In 2008, Pennsylvania enacted a law aimed at reducing the demand for energy, creating jobs and reducing pollution.
Pennsylvania utilities were supposed to implement programs to accomplish it. In this region, PECO has been paying people to let the utility curtail their air conditioner use on the hottest summer days. It's been giving people money to turn in their old, inefficient fridges for recycling. It's been offering rebates for super-efficient heating and cooling equipment. And it's been offering on-the-spot rebates in stores for more efficient light bulbs.
Wow, has it worked, concludes the PennFuture Energy Center for Enterprise and the Environment.
Earlier today, PennFuture released a detailed report by Optimal Energy, looking at the impact of the law, Act 129.
"The energy savings law is an unqualified success," said Courtney Lane, senior energy policy analyst for Citizens for Pennsylvania's Future (PennFuture), in a press release.
Electricity demand has dropped by 2,073 gigawatt-hours (GWh) – 41 percent greater than required by the law, the report found. As a result, families and businesses are saving $278 million annually.

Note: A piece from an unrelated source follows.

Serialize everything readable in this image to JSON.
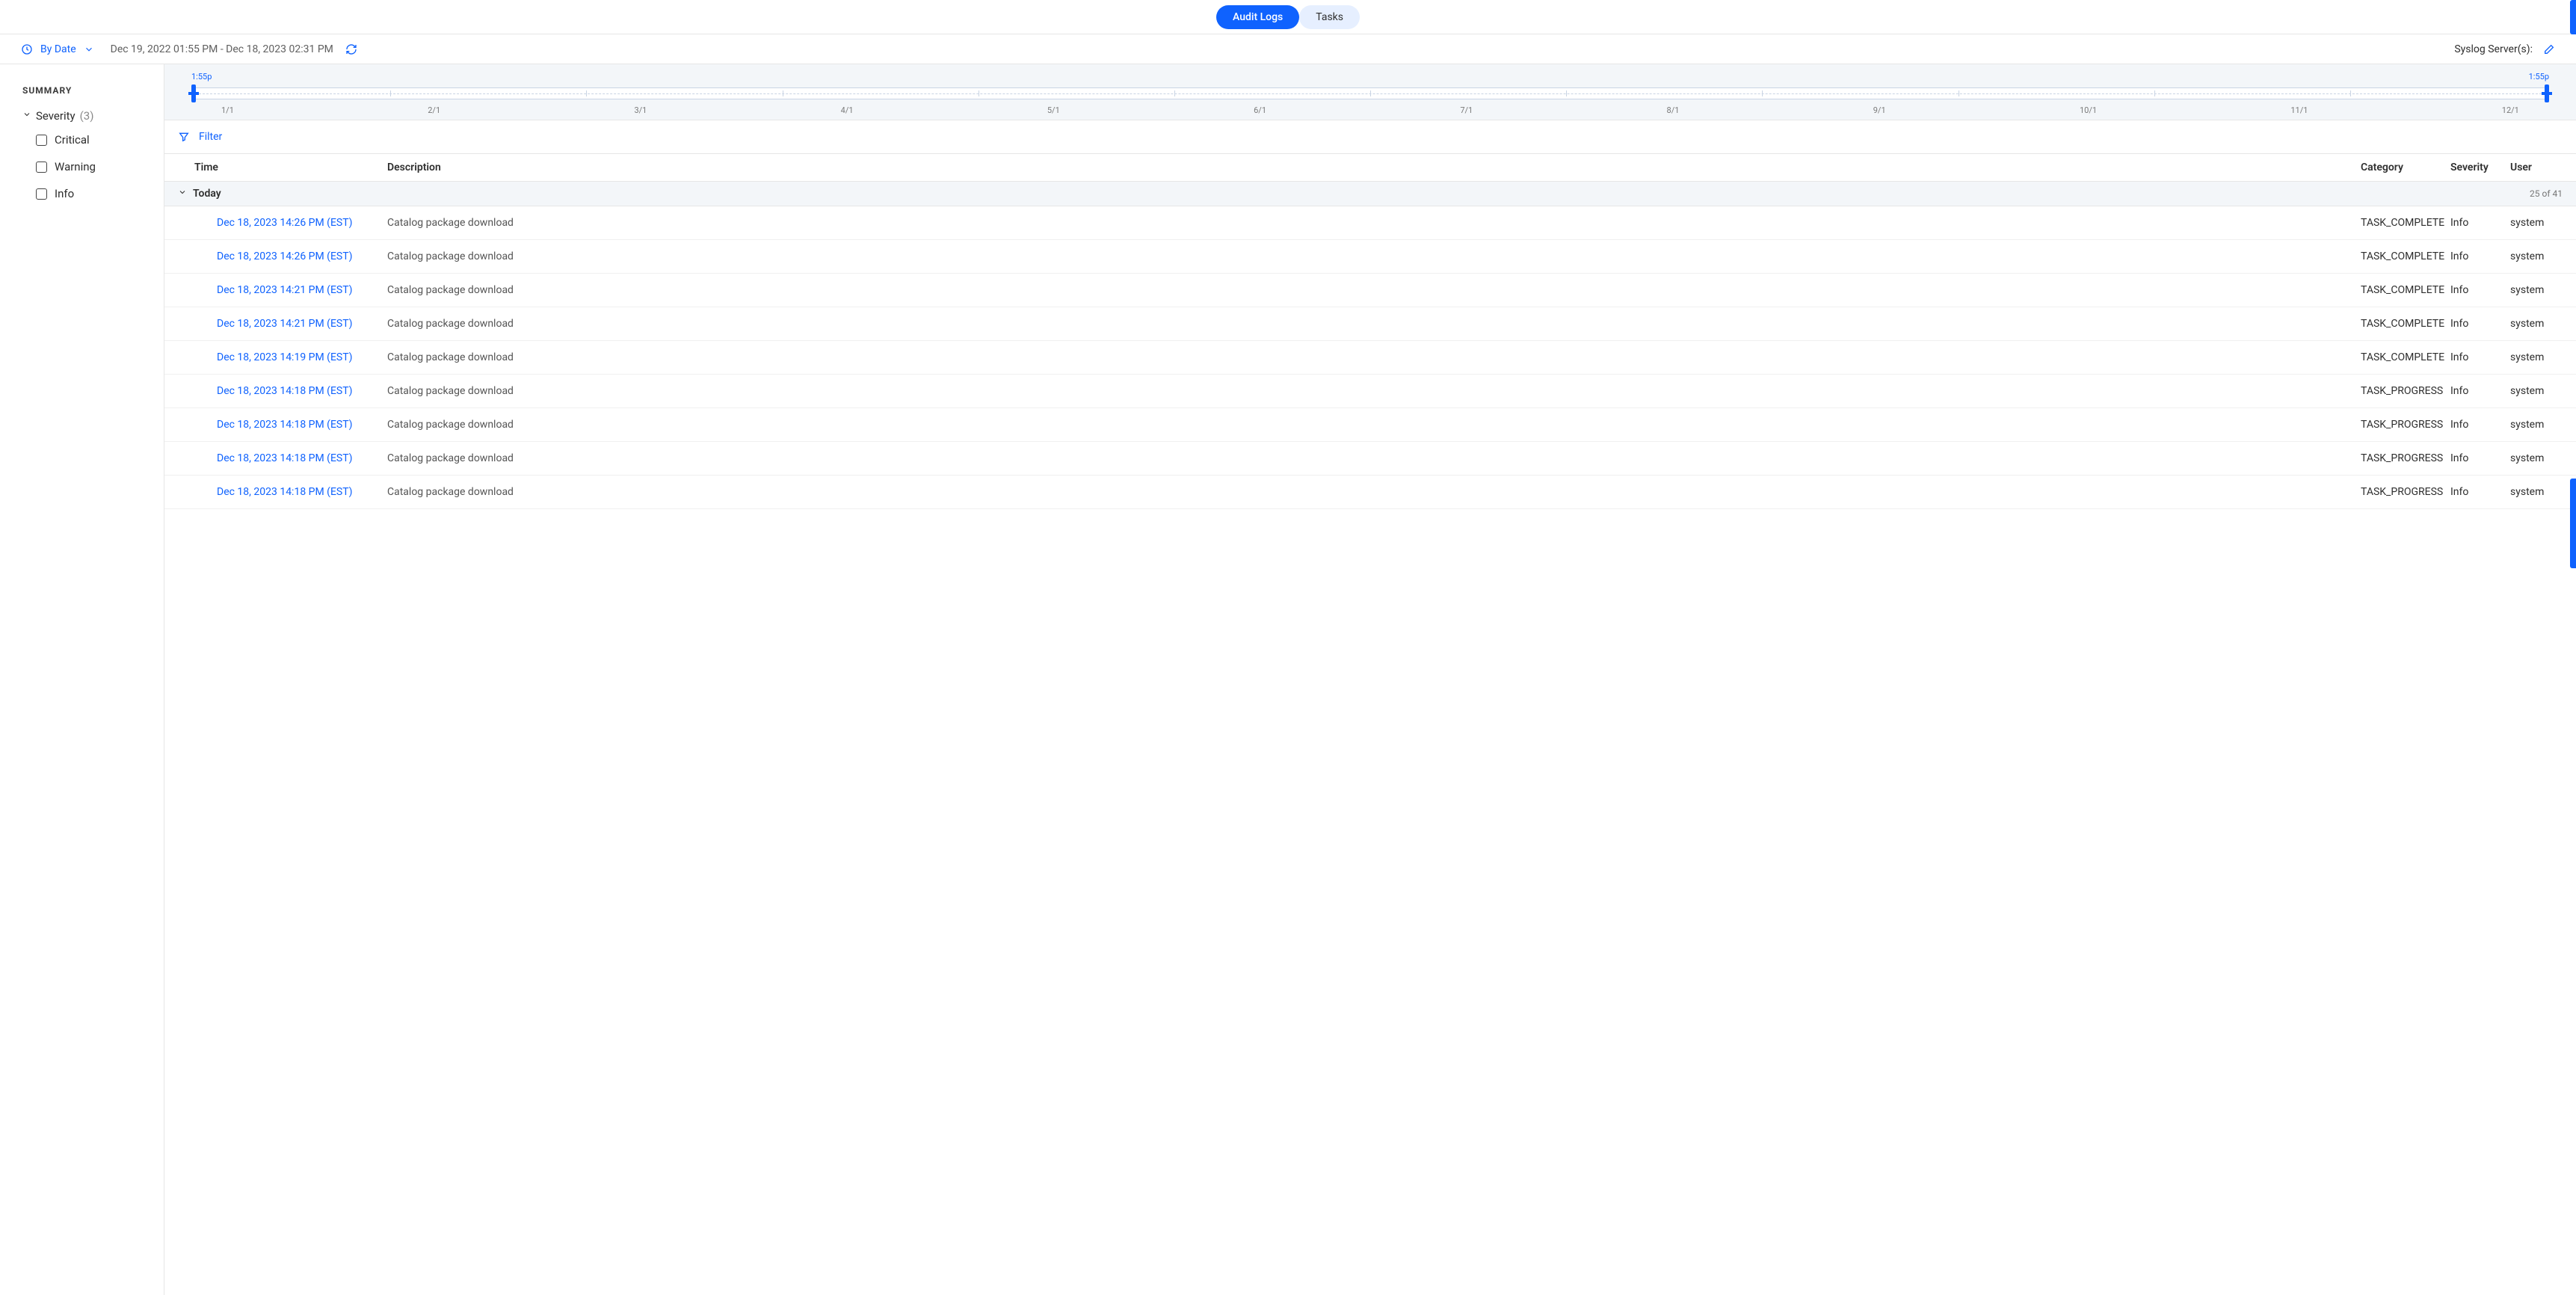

The state also gained 4,000 "job years" -- measured as one full-time job for one year). A for air pollution gains, the report estimates that the state has cut 23 million tons of carbon dioxide emissions over the lifetime of the installed energy efficiency measures, which it said is the same as taking four million cars off the road for a year.
"And the cherry on the top is that our electricity grid is becoming more stable, along with electricity prices, every year this program is in force," Lane said.
Act 129 required Pennsylvania electric utilities to reduce their overall electricity load by 1 percent by May 31, 2011 and 3 percent by May 31, 2013, and to reduce peak demand by 4.5 percent by offering electric customers a portfolio of cost-effective energy efficiency and conservation programs.
According to the PennFuture press release, Optimal's analysis of the Act 129 data through May 31, 2011 shows that every utility exceeded its first Act 129 goal of a 1 percent reduction in electricity consumption with the exception of West Penn Power.